If you have a Sony PlayStation 3 or Microsoft Xbox 360 Elite, you already have an HD-capable console. However, you'll need to upgrade from SD cables to HDMI versions to see the extra pixels in games such as Halo 3. The PlayStation 3, with its built-in Blu-ray drive, also doubles as a native HD movie player, while the Xbox 360 Elite doubles as an upconverting DVD player.
While you're at it, be sure to change the video output setting of these consoles to 720p or 1080p, depending on your TV's maximum resolution. The PlayStation 3 has a second setting for 24Hz Blu-ray movie playback, where you can choose Automatic, Off, or On. If you have a TV capable of 24Hz 1080p playback, set this to On. You must use HDMI cables and specify HDMI in the various PlayStation 3 display settings for this to work.
Nintendo Wii owners are out of luck, since the Wii outputs only 480p — higher quality than SD, but not full HD. (Your AV receiver or TV can upscale the signal, however.) Original-Xbox owners have it better. While they don't have HDMI ports, they can get 1080i output by using component cables, which carry analog HD video.
Optimize Netflix, Amazon and iTunes video
To get the best results when viewing video from streaming sources such as Netflix Instant, Amazon Unbox, and iTunes on your HDTV, follow three basic rules. First, make sure your source device (Apple TV, Roku box, TiVo, Xbox, PC, and so on) is set up to output at the maximum resolution your HDTV can support, such as 720p, 1080i or 1080p, and that it is connected via HDMI if available.
Second, for PC sources, use the 1:1 pixel mapping mode on your TV (variously called PC mode, Full Pixel, Pixel for Pixel, or some similar name), and check that your PC is set to output at the native resolution of your HDTV, such as 1920 by 1080 for most 1080p displays or 1366 by 768 for many 720p plasmas. This setting will ensure that scaling doesn't distort the pixels.

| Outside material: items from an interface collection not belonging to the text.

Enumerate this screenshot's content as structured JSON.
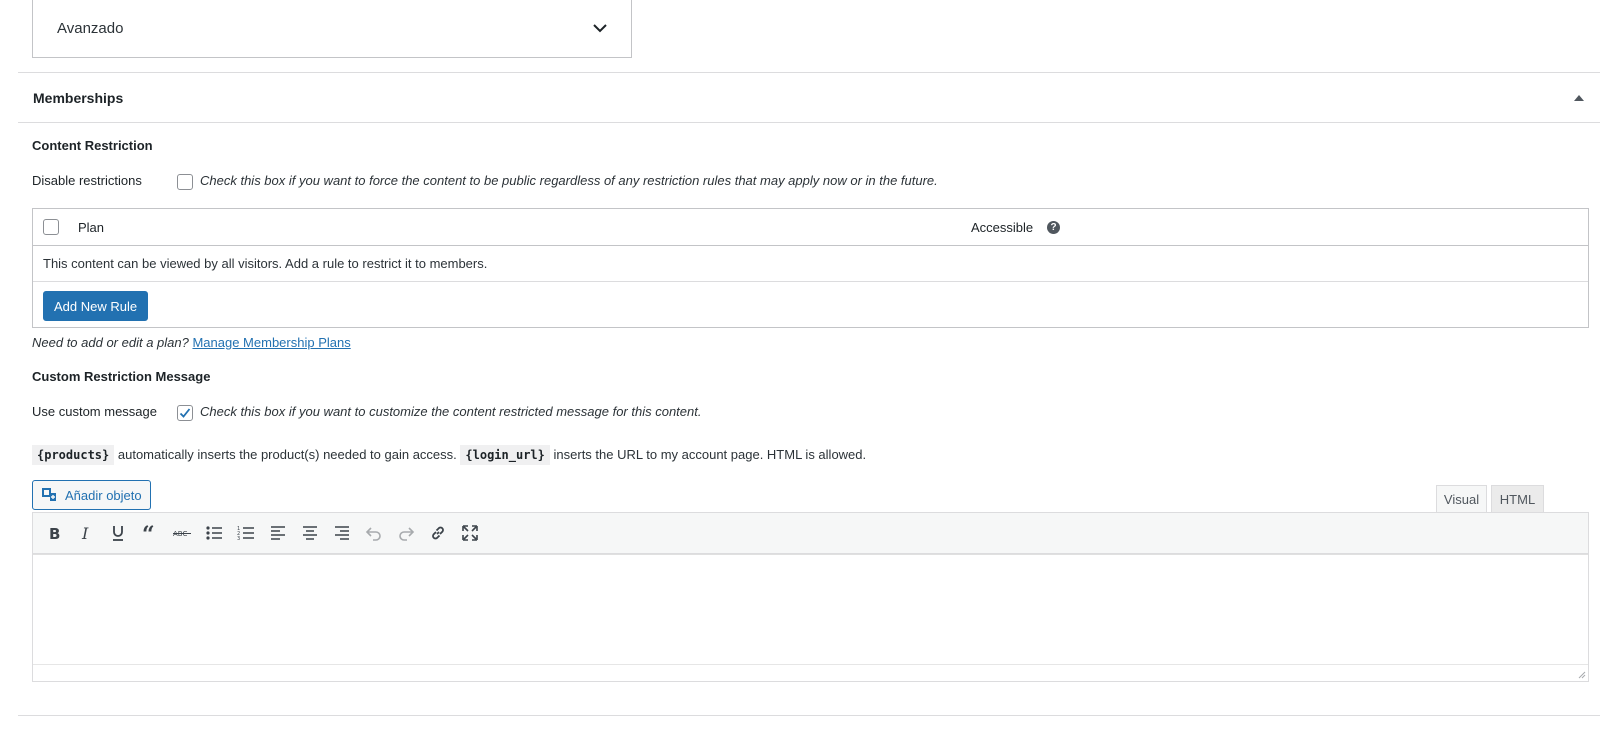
{
  "select": {
    "value": "Avanzado"
  },
  "metabox": {
    "title": "Memberships",
    "content_restriction": {
      "title": "Content Restriction",
      "disable_label": "Disable restrictions",
      "disable_desc": "Check this box if you want to force the content to be public regardless of any restriction rules that may apply now or in the future.",
      "disable_checked": false,
      "table": {
        "col_plan": "Plan",
        "col_accessible": "Accessible",
        "empty_message": "This content can be viewed by all visitors. Add a rule to restrict it to members.",
        "add_rule_label": "Add New Rule"
      },
      "manage_prefix": "Need to add or edit a plan?",
      "manage_link": "Manage Membership Plans"
    },
    "custom_message": {
      "title": "Custom Restriction Message",
      "use_label": "Use custom message",
      "use_desc": "Check this box if you want to customize the content restricted message for this content.",
      "use_checked": true,
      "code_products": "{products}",
      "text_products": "automatically inserts the product(s) needed to gain access.",
      "code_login": "{login_url}",
      "text_login": "inserts the URL to my account page. HTML is allowed.",
      "add_media_label": "Añadir objeto",
      "tab_visual": "Visual",
      "tab_html": "HTML"
    }
  },
  "toolbar": [
    "bold-icon",
    "italic-icon",
    "underline-icon",
    "blockquote-icon",
    "strikethrough-icon",
    "bullet-list-icon",
    "numbered-list-icon",
    "align-left-icon",
    "align-center-icon",
    "align-right-icon",
    "undo-icon",
    "redo-icon",
    "link-icon",
    "fullscreen-icon"
  ],
  "colors": {
    "primary": "#2271b1",
    "border": "#c3c4c7",
    "text": "#1d2327"
  }
}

Finally, for all types of streaming sources, make sure that you have a rock-solid Internet connection. If your wireless connection is not up to the task, you'll soon know it from all the dropouts and glitches in your video. In that case, you can switch to a wired connection like ethernet, powerline, or coax.